_Activity:_
Here are the records. Print them all exactly.

───

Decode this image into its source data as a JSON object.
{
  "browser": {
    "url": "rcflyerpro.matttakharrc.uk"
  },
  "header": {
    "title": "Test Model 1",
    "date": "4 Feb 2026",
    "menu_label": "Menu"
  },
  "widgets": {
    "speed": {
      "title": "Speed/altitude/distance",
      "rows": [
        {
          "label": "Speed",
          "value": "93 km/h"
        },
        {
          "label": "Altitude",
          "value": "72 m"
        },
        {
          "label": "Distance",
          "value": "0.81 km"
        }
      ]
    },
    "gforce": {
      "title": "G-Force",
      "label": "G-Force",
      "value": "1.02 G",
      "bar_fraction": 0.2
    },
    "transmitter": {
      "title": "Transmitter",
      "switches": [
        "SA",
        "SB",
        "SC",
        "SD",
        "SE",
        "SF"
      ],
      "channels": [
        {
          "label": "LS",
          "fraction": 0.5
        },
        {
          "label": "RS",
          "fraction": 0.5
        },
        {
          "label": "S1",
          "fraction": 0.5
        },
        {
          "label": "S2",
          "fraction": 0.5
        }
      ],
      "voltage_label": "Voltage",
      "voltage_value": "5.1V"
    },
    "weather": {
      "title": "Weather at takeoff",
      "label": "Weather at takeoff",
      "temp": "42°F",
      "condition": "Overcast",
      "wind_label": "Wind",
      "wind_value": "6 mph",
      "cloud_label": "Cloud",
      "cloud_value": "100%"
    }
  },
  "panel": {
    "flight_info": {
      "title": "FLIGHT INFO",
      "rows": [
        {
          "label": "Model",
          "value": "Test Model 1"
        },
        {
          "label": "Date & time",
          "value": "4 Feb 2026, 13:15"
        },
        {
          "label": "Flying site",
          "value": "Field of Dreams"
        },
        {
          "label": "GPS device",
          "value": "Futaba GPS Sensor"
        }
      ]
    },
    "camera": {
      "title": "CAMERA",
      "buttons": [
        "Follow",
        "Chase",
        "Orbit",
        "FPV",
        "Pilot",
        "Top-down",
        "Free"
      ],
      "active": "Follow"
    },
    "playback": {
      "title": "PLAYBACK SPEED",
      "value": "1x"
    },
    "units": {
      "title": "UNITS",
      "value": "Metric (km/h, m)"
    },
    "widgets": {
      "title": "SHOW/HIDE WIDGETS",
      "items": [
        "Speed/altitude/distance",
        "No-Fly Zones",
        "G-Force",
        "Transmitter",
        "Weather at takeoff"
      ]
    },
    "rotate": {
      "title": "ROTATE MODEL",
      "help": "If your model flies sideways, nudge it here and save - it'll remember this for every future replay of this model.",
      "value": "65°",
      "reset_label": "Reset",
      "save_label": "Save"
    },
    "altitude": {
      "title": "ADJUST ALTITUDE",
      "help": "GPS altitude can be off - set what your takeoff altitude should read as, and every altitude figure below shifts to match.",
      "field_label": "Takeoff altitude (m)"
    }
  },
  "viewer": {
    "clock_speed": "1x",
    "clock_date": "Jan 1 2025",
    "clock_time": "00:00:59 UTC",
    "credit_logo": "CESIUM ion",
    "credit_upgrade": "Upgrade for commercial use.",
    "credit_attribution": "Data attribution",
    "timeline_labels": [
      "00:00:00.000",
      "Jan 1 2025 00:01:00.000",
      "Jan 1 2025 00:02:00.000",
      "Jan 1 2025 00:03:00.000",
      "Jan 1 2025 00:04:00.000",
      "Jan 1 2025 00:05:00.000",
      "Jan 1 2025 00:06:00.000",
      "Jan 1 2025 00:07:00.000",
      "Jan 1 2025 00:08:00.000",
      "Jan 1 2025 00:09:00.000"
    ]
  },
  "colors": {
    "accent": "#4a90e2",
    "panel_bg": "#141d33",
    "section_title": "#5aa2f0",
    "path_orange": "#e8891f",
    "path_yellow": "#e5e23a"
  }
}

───

_Answer to the problem:_
Decode this image into its source data as a JSON object.
{
  "browser": {
    "url": "rcflyerpro.matttakharrc.uk"
  },
  "header": {
    "title": "Test Model 1",
    "date": "4 Feb 2026",
    "menu_label": "Menu"
  },
  "widgets": {
    "speed": {
      "title": "Speed/altitude/distance",
      "rows": [
        {
          "label": "Speed",
          "value": "93 km/h"
        },
        {
          "label": "Altitude",
          "value": "72 m"
        },
        {
          "label": "Distance",
          "value": "0.81 km"
        }
      ]
    },
    "gforce": {
      "title": "G-Force",
      "label": "G-Force",
      "value": "1.02 G",
      "bar_fraction": 0.2
    },
    "transmitter": {
      "title": "Transmitter",
      "switches": [
        "SA",
        "SB",
        "SC",
        "SD",
        "SE",
        "SF"
      ],
      "channels": [
        {
          "label": "LS",
          "fraction": 0.5
        },
        {
          "label": "RS",
          "fraction": 0.5
        },
        {
          "label": "S1",
          "fraction": 0.5
        },
        {
          "label": "S2",
          "fraction": 0.5
        }
      ],
      "voltage_label": "Voltage",
      "voltage_value": "5.1V"
    },
    "weather": {
      "title": "Weather at takeoff",
      "label": "Weather at takeoff",
      "temp": "42°F",
      "condition": "Overcast",
      "wind_label": "Wind",
      "wind_value": "6 mph",
      "cloud_label": "Cloud",
      "cloud_value": "100%"
    }
  },
  "panel": {
    "flight_info": {
      "title": "FLIGHT INFO",
      "rows": [
        {
          "label": "Model",
          "value": "Test Model 1"
        },
        {
          "label": "Date & time",
          "value": "4 Feb 2026, 13:15"
        },
        {
          "label": "Flying site",
          "value": "Field of Dreams"
        },
        {
          "label": "GPS device",
          "value": "Futaba GPS Sensor"
        }
      ]
    },
    "camera": {
      "title": "CAMERA",
      "buttons": [
        "Follow",
        "Chase",
        "Orbit",
        "FPV",
        "Pilot",
        "Top-down",
        "Free"
      ],
      "active": "Follow"
    },
    "playback": {
      "title": "PLAYBACK SPEED",
      "value": "1x"
    },
    "units": {
      "title": "UNITS",
      "value": "Metric (km/h, m)"
    },
    "widgets": {
      "title": "SHOW/HIDE WIDGETS",
      "items": [
        "Speed/altitude/distance",
        "No-Fly Zones",
        "G-Force",
        "Transmitter",
        "Weather at takeoff"
      ]
    },
    "rotate": {
      "title": "ROTATE MODEL",
      "help": "If your model flies sideways, nudge it here and save - it'll remember this for every future replay of this model.",
      "value": "65°",
      "reset_label": "Reset",
      "save_label": "Save"
    },
    "altitude": {
      "title": "ADJUST ALTITUDE",
      "help": "GPS altitude can be off - set what your takeoff altitude should read as, and every altitude figure below shifts to match.",
      "field_label": "Takeoff altitude (m)"
    }
  },
  "viewer": {
    "clock_speed": "1x",
    "clock_date": "Jan 1 2025",
    "clock_time": "00:00:59 UTC",
    "credit_logo": "CESIUM ion",
    "credit_upgrade": "Upgrade for commercial use.",
    "credit_attribution": "Data attribution",
    "timeline_labels": [
      "00:00:00.000",
      "Jan 1 2025 00:01:00.000",
      "Jan 1 2025 00:02:00.000",
      "Jan 1 2025 00:03:00.000",
      "Jan 1 2025 00:04:00.000",
      "Jan 1 2025 00:05:00.000",
      "Jan 1 2025 00:06:00.000",
      "Jan 1 2025 00:07:00.000",
      "Jan 1 2025 00:08:00.000",
      "Jan 1 2025 00:09:00.000"
    ]
  },
  "colors": {
    "accent": "#4a90e2",
    "panel_bg": "#141d33",
    "section_title": "#5aa2f0",
    "path_orange": "#e8891f",
    "path_yellow": "#e5e23a"
  }
}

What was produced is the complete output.